═════ MATERIALS PROVIDED ═════
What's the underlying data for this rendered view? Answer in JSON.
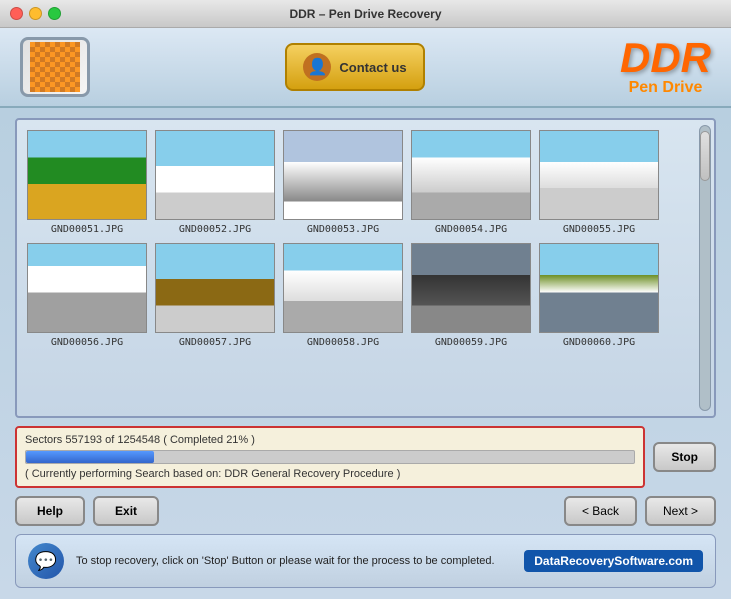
{
  "titlebar": {
    "title": "DDR – Pen Drive Recovery"
  },
  "header": {
    "contact_label": "Contact us",
    "brand_ddr": "DDR",
    "brand_sub": "Pen Drive"
  },
  "images": {
    "row1": [
      {
        "label": "GND00051.JPG",
        "class": "thumb-1"
      },
      {
        "label": "GND00052.JPG",
        "class": "thumb-2"
      },
      {
        "label": "GND00053.JPG",
        "class": "thumb-3"
      },
      {
        "label": "GND00054.JPG",
        "class": "thumb-4"
      },
      {
        "label": "GND00055.JPG",
        "class": "thumb-5"
      }
    ],
    "row2": [
      {
        "label": "GND00056.JPG",
        "class": "thumb-6"
      },
      {
        "label": "GND00057.JPG",
        "class": "thumb-7"
      },
      {
        "label": "GND00058.JPG",
        "class": "thumb-8"
      },
      {
        "label": "GND00059.JPG",
        "class": "thumb-9"
      },
      {
        "label": "GND00060.JPG",
        "class": "thumb-10"
      }
    ]
  },
  "progress": {
    "sectors_text": "Sectors 557193 of 1254548  ( Completed 21% )",
    "status_text": "( Currently performing Search based on: DDR General Recovery Procedure )",
    "fill_percent": 21,
    "stop_label": "Stop"
  },
  "buttons": {
    "help": "Help",
    "exit": "Exit",
    "back": "< Back",
    "next": "Next >"
  },
  "footer": {
    "message": "To stop recovery, click on 'Stop' Button or please wait for the process to be completed.",
    "url": "DataRecoverySoftware.com"
  }
}
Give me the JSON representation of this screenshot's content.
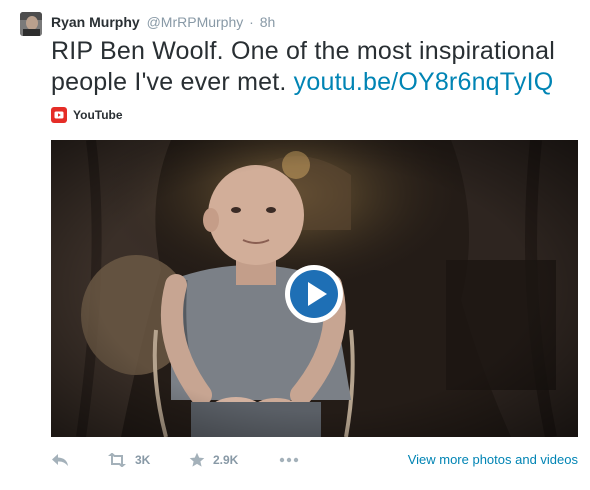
{
  "tweet": {
    "author_name": "Ryan Murphy",
    "author_handle": "@MrRPMurphy",
    "separator": "·",
    "time": "8h",
    "text": "RIP Ben Woolf. One of the most inspirational people I've ever met.",
    "link_text": "youtu.be/OY8r6nqTyIQ",
    "source_label": "YouTube"
  },
  "actions": {
    "retweet_count": "3K",
    "favorite_count": "2.9K",
    "more_label": "View more photos and videos"
  },
  "icons": {
    "source": "youtube-icon",
    "play": "play-icon",
    "reply": "reply-icon",
    "retweet": "retweet-icon",
    "favorite": "star-icon",
    "more": "more-dots-icon"
  },
  "colors": {
    "link": "#0084b4",
    "muted": "#8899a6",
    "text": "#292f33",
    "youtube": "#e52d27",
    "play_button": "#1e6fb5"
  }
}
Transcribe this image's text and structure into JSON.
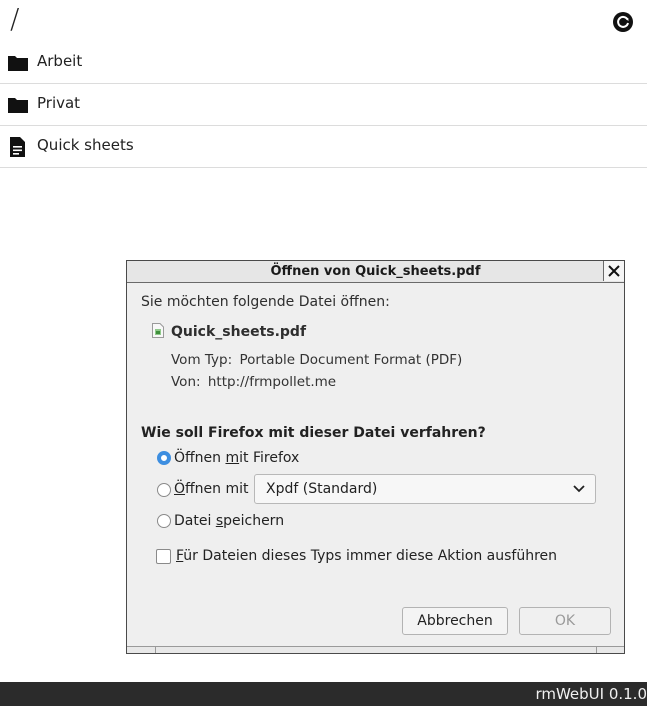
{
  "header": {
    "path": "/",
    "refresh_icon": "refresh-icon"
  },
  "files": [
    {
      "label": "Arbeit",
      "icon": "folder-icon"
    },
    {
      "label": "Privat",
      "icon": "folder-icon"
    },
    {
      "label": "Quick sheets",
      "icon": "document-icon"
    }
  ],
  "dialog": {
    "title": "Öffnen von Quick_sheets.pdf",
    "intro": "Sie möchten folgende Datei öffnen:",
    "filename": "Quick_sheets.pdf",
    "type_key": "Vom Typ:",
    "type_value": "Portable Document Format (PDF)",
    "from_key": "Von:",
    "from_value": "http://frmpollet.me",
    "question": "Wie soll Firefox mit dieser Datei verfahren?",
    "open_with_firefox": {
      "pre": "Öffnen ",
      "u": "m",
      "post": "it Firefox",
      "checked": true
    },
    "open_with": {
      "pre": "",
      "u": "Ö",
      "post": "ffnen mit",
      "checked": false
    },
    "open_with_app": "Xpdf (Standard)",
    "save_file": {
      "pre": "Datei ",
      "u": "s",
      "post": "peichern",
      "checked": false
    },
    "always": {
      "pre": "",
      "u": "F",
      "post": "ür Dateien dieses Typs immer diese Aktion ausführen",
      "checked": false
    },
    "cancel_label": "Abbrechen",
    "ok_label": "OK",
    "accent_color": "#3d8ee0"
  },
  "footer": {
    "version": "rmWebUI 0.1.0"
  }
}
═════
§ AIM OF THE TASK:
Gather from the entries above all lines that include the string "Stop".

§ EXERCISE ANSWER:
    "stop_label": "Stop"
    "message": "To stop recovery, click on 'Stop' Button or please wait for the process to be completed.",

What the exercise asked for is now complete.